In contrast, projects financed by the World Bank are subject to a comprehensive environmental assessment procedure which include the disclosure of relevant information, public participation, and consultation with the communities affected as well as NGOs. World Bank rules include: adopting Safeguard Policies; establishing lists of categorical prohibitions for which no assistance will be provided; requiring environmental assessments; following detailed sector specific guidelines for some types of projects; and creating appeal bodies where citizens have a forum to challenge specific projects that may violate the Bank's own policies. In addition, U.S. ECAs Export-Import Bank (Ex-Im) and the Overseas Private Investment Corporation (OPIC) have both adopted binding environmental guidelines based on World Bank standards, and are subject to the U.S. National Environmental Policy Act.
In April 1999, EDC released its new voluntary Environmental Review Framework (ERF). Although the EDC should be commended for developing such a framework, the ERF has been flawed from its inception. Often, the ERF's standards are unclear, and worst of all, they are not enforceable. EDC never circulated a draft ERF to those consulted, and the ERF itself contains only minimal provisions for public participation in environmental reviews.
Under the ERF, the impact of environmental risk on a project is considered, rather than the impact of the project on the environment. This runs contrary to one of the cornerstones of sustainable development, namely that environmental considerations should be incorporated into economic decisions. This concept has been embraced by the federal government in many of its policies, such as the requirement for each government department to prepare a Sustainable Development Strategy.
Primarily to avoid competitive disadvantages from unilateral actions by individual countries, the largest exporting countries have agreed to work towards common environmental standards for ECAs. The World Bank's protective standards are the logical choice for international standards. Many ECA clients already adhere to World Bank standards as terms of financing from World Bank agencies, and U.S. ECAs Ex-Im and OPIC. However, Canada and other countries have been pushing for weaker and less binding standards.
An effective and binding environmental screening procedure is needed for the EDC project financing process. To be effective, these procedures must include meaningful consultation with external stakeholders and adequate access to information.

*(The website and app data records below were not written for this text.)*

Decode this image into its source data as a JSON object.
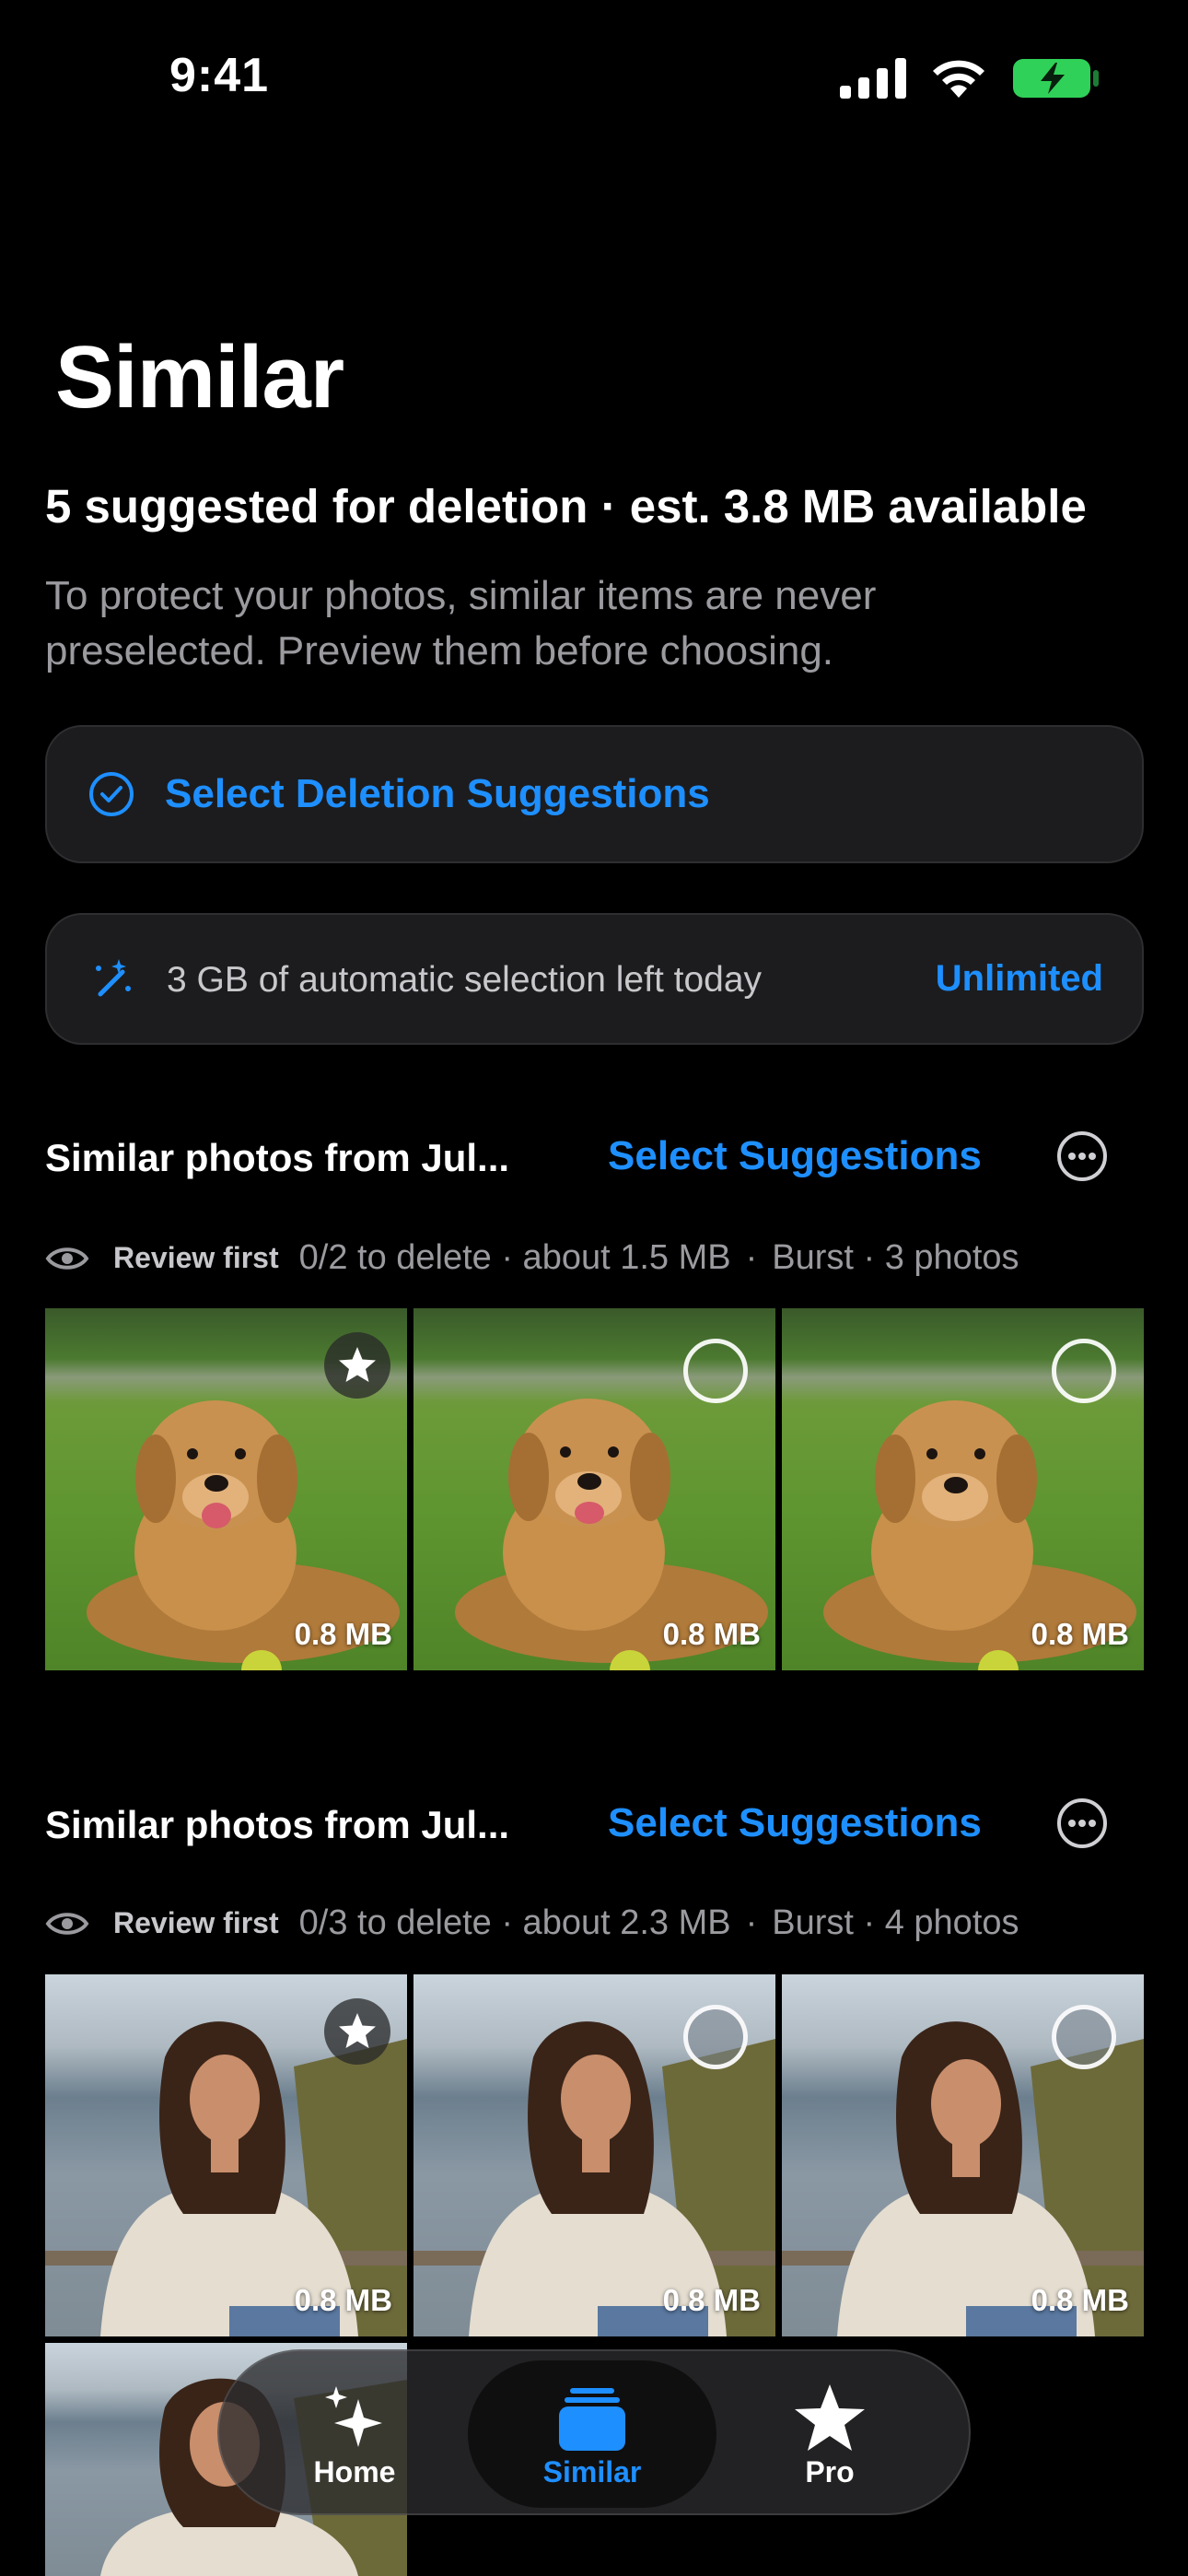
{
  "status": {
    "time": "9:41"
  },
  "page": {
    "title": "Similar",
    "summary": "5 suggested for deletion · est. 3.8 MB available",
    "note": "To protect your photos, similar items are never preselected. Preview them before choosing."
  },
  "actions": {
    "select_suggestions_label": "Select Deletion Suggestions",
    "quota_text": "3 GB of automatic selection left today",
    "upgrade_label": "Unlimited"
  },
  "groups": [
    {
      "title": "Similar photos from Jul...",
      "select_label": "Select Suggestions",
      "review_label": "Review first",
      "delete_count": "0/2 to delete · about 1.5 MB",
      "burst": "Burst · 3 photos",
      "photos": [
        {
          "size": "0.8 MB",
          "state": "best"
        },
        {
          "size": "0.8 MB",
          "state": "unselected"
        },
        {
          "size": "0.8 MB",
          "state": "unselected"
        }
      ]
    },
    {
      "title": "Similar photos from Jul...",
      "select_label": "Select Suggestions",
      "review_label": "Review first",
      "delete_count": "0/3 to delete · about 2.3 MB",
      "burst": "Burst · 4 photos",
      "photos": [
        {
          "size": "0.8 MB",
          "state": "best"
        },
        {
          "size": "0.8 MB",
          "state": "unselected"
        },
        {
          "size": "0.8 MB",
          "state": "unselected"
        },
        {
          "size": "",
          "state": "partial"
        }
      ]
    }
  ],
  "tabbar": {
    "items": [
      {
        "label": "Home",
        "icon": "sparkles-icon"
      },
      {
        "label": "Similar",
        "icon": "stack-icon",
        "active": true
      },
      {
        "label": "Pro",
        "icon": "star-icon"
      }
    ]
  },
  "colors": {
    "accent": "#1e8fff",
    "background": "#000000",
    "card": "#1c1c1e"
  }
}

Standards must also be comprehensive and enforceable. Using World Bank standards as a minimum standard would help ensure that environmental and sustainable development goals are met by projects receiving EDC support. Environmental and social standards for EDC-financed projects should be mandated in the Export Development Act rather through than a voluntary, non-enforceable framework.